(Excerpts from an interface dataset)

- - -

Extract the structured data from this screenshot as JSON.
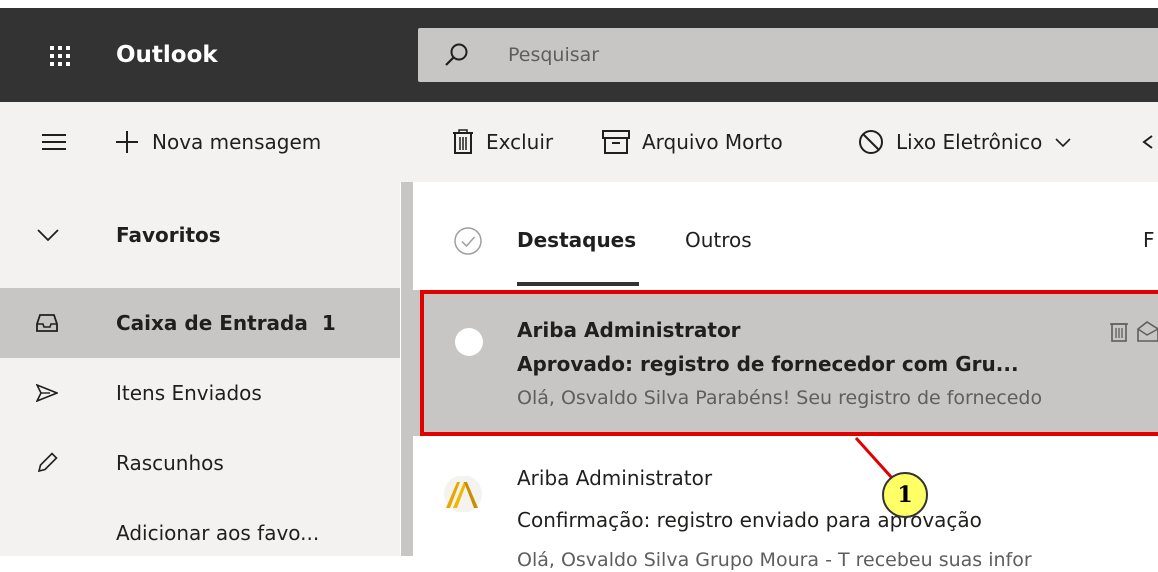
{
  "header": {
    "app_title": "Outlook",
    "search_placeholder": "Pesquisar"
  },
  "command_bar": {
    "new_message": "Nova mensagem",
    "delete": "Excluir",
    "archive": "Arquivo Morto",
    "junk": "Lixo Eletrônico"
  },
  "sidebar": {
    "favorites_label": "Favoritos",
    "items": [
      {
        "label": "Caixa de Entrada",
        "count": "1",
        "icon": "inbox-icon"
      },
      {
        "label": "Itens Enviados",
        "icon": "send-icon"
      },
      {
        "label": "Rascunhos",
        "icon": "pencil-icon"
      },
      {
        "label": "Adicionar aos favo...",
        "icon": ""
      }
    ]
  },
  "message_list": {
    "tabs": [
      {
        "label": "Destaques",
        "active": true
      },
      {
        "label": "Outros",
        "active": false
      }
    ],
    "filter_label_partial": "F",
    "messages": [
      {
        "sender": "Ariba Administrator",
        "subject": "Aprovado: registro de fornecedor com Gru...",
        "preview": "Olá, Osvaldo Silva Parabéns! Seu registro de fornecedo",
        "selected": true,
        "unread": true
      },
      {
        "sender": "Ariba Administrator",
        "subject": "Confirmação: registro enviado para aprovação",
        "preview": "Olá, Osvaldo Silva Grupo Moura - T recebeu suas infor",
        "selected": false,
        "unread": false
      }
    ]
  },
  "annotation": {
    "badge_number": "1",
    "highlight_color": "#e00000",
    "badge_color": "#ffff66"
  }
}
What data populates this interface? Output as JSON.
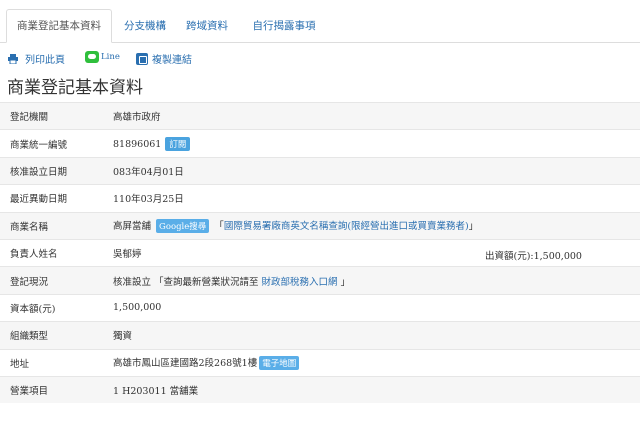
{
  "tabs": [
    {
      "label": "商業登記基本資料"
    },
    {
      "label": "分支機構"
    },
    {
      "label": "跨域資料"
    },
    {
      "label": "自行揭露事項"
    }
  ],
  "toolbar": {
    "print": "列印此頁",
    "line": "Line",
    "copy": "複製連結"
  },
  "page_title": "商業登記基本資料",
  "rows": {
    "authority": {
      "label": "登記機關",
      "value": "高雄市政府"
    },
    "uniform_no": {
      "label": "商業統一編號",
      "value": "81896061",
      "badge": "訂閱"
    },
    "approved_date": {
      "label": "核准設立日期",
      "value": "083年04月01日"
    },
    "changed_date": {
      "label": "最近異動日期",
      "value": "110年03月25日"
    },
    "name": {
      "label": "商業名稱",
      "value": "高屏當舖",
      "google": "Google搜尋",
      "pre": "「",
      "link": "國際貿易署廠商英文名稱查詢(限經營出進口或買賣業務者)",
      "post": "」"
    },
    "owner": {
      "label": "負責人姓名",
      "value": "吳郁婷",
      "capital": "出資額(元):1,500,000"
    },
    "status": {
      "label": "登記現況",
      "pre": "核准設立 「查詢最新營業狀況請至 ",
      "link": "財政部稅務入口網",
      "post": " 」"
    },
    "capital": {
      "label": "資本額(元)",
      "value": "1,500,000"
    },
    "org_type": {
      "label": "組織類型",
      "value": "獨資"
    },
    "address": {
      "label": "地址",
      "value": "高雄市鳳山區建國路2段268號1樓",
      "map": "電子地圖"
    },
    "business": {
      "label": "營業項目",
      "value": "1 H203011 當舖業"
    }
  }
}
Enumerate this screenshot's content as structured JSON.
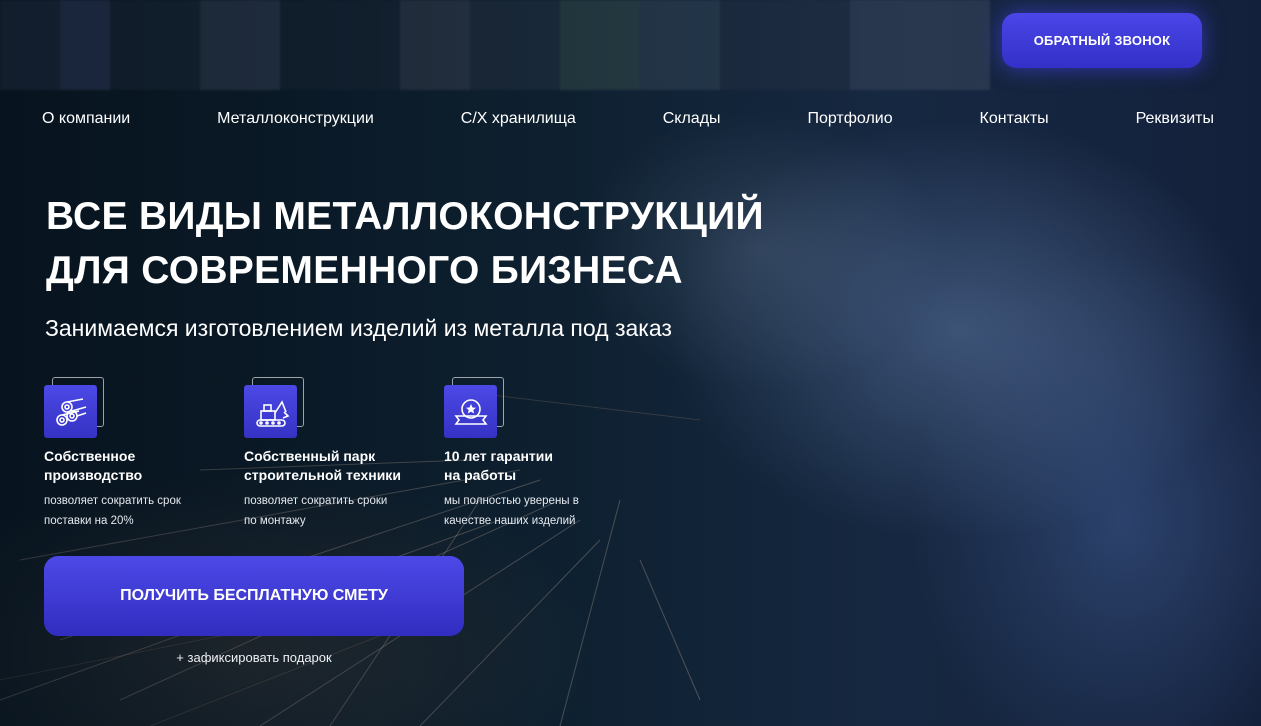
{
  "header": {
    "callback_label": "ОБРАТНЫЙ ЗВОНОК"
  },
  "nav": {
    "items": [
      {
        "label": "О компании"
      },
      {
        "label": "Металлоконструкции"
      },
      {
        "label": "С/Х хранилища"
      },
      {
        "label": "Склады"
      },
      {
        "label": "Портфолио"
      },
      {
        "label": "Контакты"
      },
      {
        "label": "Реквизиты"
      }
    ]
  },
  "hero": {
    "title_line1": "ВСЕ ВИДЫ МЕТАЛЛОКОНСТРУКЦИЙ",
    "title_line2": "ДЛЯ СОВРЕМЕННОГО БИЗНЕСА",
    "subtitle": "Занимаемся изготовлением изделий из металла под заказ"
  },
  "features": [
    {
      "icon": "pipes-icon",
      "title_line1": "Собственное",
      "title_line2": "производство",
      "desc_line1": "позволяет сократить срок",
      "desc_line2": "поставки на 20%"
    },
    {
      "icon": "excavator-icon",
      "title_line1": "Собственный парк",
      "title_line2": "строительной техники",
      "desc_line1": "позволяет сократить сроки",
      "desc_line2": "по монтажу"
    },
    {
      "icon": "award-ribbon-icon",
      "title_line1": "10 лет гарантии",
      "title_line2": "на работы",
      "desc_line1": "мы полностью уверены в",
      "desc_line2": "качестве наших изделий"
    }
  ],
  "cta": {
    "button_label": "ПОЛУЧИТЬ БЕСПЛАТНУЮ СМЕТУ",
    "note": "+ зафиксировать подарок"
  },
  "colors": {
    "accent": "#3f3cd9",
    "text": "#ffffff"
  }
}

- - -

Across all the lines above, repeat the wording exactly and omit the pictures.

Extract the structured data from this screenshot as JSON.
{
  "header": {
    "app_title": "Outlook",
    "search_placeholder": "Pesquisar"
  },
  "command_bar": {
    "new_message": "Nova mensagem",
    "delete": "Excluir",
    "archive": "Arquivo Morto",
    "junk": "Lixo Eletrônico"
  },
  "sidebar": {
    "favorites_label": "Favoritos",
    "items": [
      {
        "label": "Caixa de Entrada",
        "count": "1",
        "icon": "inbox-icon"
      },
      {
        "label": "Itens Enviados",
        "icon": "send-icon"
      },
      {
        "label": "Rascunhos",
        "icon": "pencil-icon"
      },
      {
        "label": "Adicionar aos favo...",
        "icon": ""
      }
    ]
  },
  "message_list": {
    "tabs": [
      {
        "label": "Destaques",
        "active": true
      },
      {
        "label": "Outros",
        "active": false
      }
    ],
    "filter_label_partial": "F",
    "messages": [
      {
        "sender": "Ariba Administrator",
        "subject": "Aprovado: registro de fornecedor com Gru...",
        "preview": "Olá, Osvaldo Silva Parabéns! Seu registro de fornecedo",
        "selected": true,
        "unread": true
      },
      {
        "sender": "Ariba Administrator",
        "subject": "Confirmação: registro enviado para aprovação",
        "preview": "Olá, Osvaldo Silva Grupo Moura - T recebeu suas infor",
        "selected": false,
        "unread": false
      }
    ]
  },
  "annotation": {
    "badge_number": "1",
    "highlight_color": "#e00000",
    "badge_color": "#ffff66"
  }
}
What data populates this interface? Output as JSON.
{
  "tabs": [
    {
      "label": "商業登記基本資料"
    },
    {
      "label": "分支機構"
    },
    {
      "label": "跨域資料"
    },
    {
      "label": "自行揭露事項"
    }
  ],
  "toolbar": {
    "print": "列印此頁",
    "line": "Line",
    "copy": "複製連結"
  },
  "page_title": "商業登記基本資料",
  "rows": {
    "authority": {
      "label": "登記機關",
      "value": "高雄市政府"
    },
    "uniform_no": {
      "label": "商業統一編號",
      "value": "81896061",
      "badge": "訂閱"
    },
    "approved_date": {
      "label": "核准設立日期",
      "value": "083年04月01日"
    },
    "changed_date": {
      "label": "最近異動日期",
      "value": "110年03月25日"
    },
    "name": {
      "label": "商業名稱",
      "value": "高屏當舖",
      "google": "Google搜尋",
      "pre": "「",
      "link": "國際貿易署廠商英文名稱查詢(限經營出進口或買賣業務者)",
      "post": "」"
    },
    "owner": {
      "label": "負責人姓名",
      "value": "吳郁婷",
      "capital": "出資額(元):1,500,000"
    },
    "status": {
      "label": "登記現況",
      "pre": "核准設立 「查詢最新營業狀況請至 ",
      "link": "財政部稅務入口網",
      "post": " 」"
    },
    "capital": {
      "label": "資本額(元)",
      "value": "1,500,000"
    },
    "org_type": {
      "label": "組織類型",
      "value": "獨資"
    },
    "address": {
      "label": "地址",
      "value": "高雄市鳳山區建國路2段268號1樓",
      "map": "電子地圖"
    },
    "business": {
      "label": "營業項目",
      "value": "1 H203011 當舖業"
    }
  }
}
Enumerate this screenshot's content as structured JSON.
{
  "header": {
    "callback_label": "ОБРАТНЫЙ ЗВОНОК"
  },
  "nav": {
    "items": [
      {
        "label": "О компании"
      },
      {
        "label": "Металлоконструкции"
      },
      {
        "label": "С/Х хранилища"
      },
      {
        "label": "Склады"
      },
      {
        "label": "Портфолио"
      },
      {
        "label": "Контакты"
      },
      {
        "label": "Реквизиты"
      }
    ]
  },
  "hero": {
    "title_line1": "ВСЕ ВИДЫ МЕТАЛЛОКОНСТРУКЦИЙ",
    "title_line2": "ДЛЯ СОВРЕМЕННОГО БИЗНЕСА",
    "subtitle": "Занимаемся изготовлением изделий из металла под заказ"
  },
  "features": [
    {
      "icon": "pipes-icon",
      "title_line1": "Собственное",
      "title_line2": "производство",
      "desc_line1": "позволяет сократить срок",
      "desc_line2": "поставки на 20%"
    },
    {
      "icon": "excavator-icon",
      "title_line1": "Собственный парк",
      "title_line2": "строительной техники",
      "desc_line1": "позволяет сократить сроки",
      "desc_line2": "по монтажу"
    },
    {
      "icon": "award-ribbon-icon",
      "title_line1": "10 лет гарантии",
      "title_line2": "на работы",
      "desc_line1": "мы полностью уверены в",
      "desc_line2": "качестве наших изделий"
    }
  ],
  "cta": {
    "button_label": "ПОЛУЧИТЬ БЕСПЛАТНУЮ СМЕТУ",
    "note": "+ зафиксировать подарок"
  },
  "colors": {
    "accent": "#3f3cd9",
    "text": "#ffffff"
  }
}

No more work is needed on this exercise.